_YOUR GOAL:_ In the entries below, find every line with "icon" and copy it.

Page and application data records
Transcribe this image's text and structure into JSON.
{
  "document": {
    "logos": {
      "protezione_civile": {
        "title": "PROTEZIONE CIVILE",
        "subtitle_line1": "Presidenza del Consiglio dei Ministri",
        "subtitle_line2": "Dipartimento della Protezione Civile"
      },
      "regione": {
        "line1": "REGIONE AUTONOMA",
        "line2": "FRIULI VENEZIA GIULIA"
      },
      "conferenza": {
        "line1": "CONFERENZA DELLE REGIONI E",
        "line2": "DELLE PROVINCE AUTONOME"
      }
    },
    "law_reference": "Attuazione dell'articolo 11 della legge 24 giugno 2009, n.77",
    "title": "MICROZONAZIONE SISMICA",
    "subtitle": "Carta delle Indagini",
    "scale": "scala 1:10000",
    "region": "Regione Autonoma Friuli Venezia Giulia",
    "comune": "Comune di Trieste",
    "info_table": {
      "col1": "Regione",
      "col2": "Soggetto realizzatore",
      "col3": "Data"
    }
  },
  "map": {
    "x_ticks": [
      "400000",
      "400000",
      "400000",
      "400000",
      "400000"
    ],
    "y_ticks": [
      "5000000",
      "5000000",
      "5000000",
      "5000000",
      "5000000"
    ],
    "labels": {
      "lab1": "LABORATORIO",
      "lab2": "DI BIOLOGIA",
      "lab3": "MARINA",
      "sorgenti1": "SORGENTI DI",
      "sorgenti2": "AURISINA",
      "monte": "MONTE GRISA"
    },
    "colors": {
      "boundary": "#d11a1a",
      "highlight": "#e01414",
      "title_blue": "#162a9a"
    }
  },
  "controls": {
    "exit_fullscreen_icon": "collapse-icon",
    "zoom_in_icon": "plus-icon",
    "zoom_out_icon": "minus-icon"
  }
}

_SOLUTION FOR THIS TASK:_
    "exit_fullscreen_icon": "collapse-icon",
    "zoom_in_icon": "plus-icon",
    "zoom_out_icon": "minus-icon"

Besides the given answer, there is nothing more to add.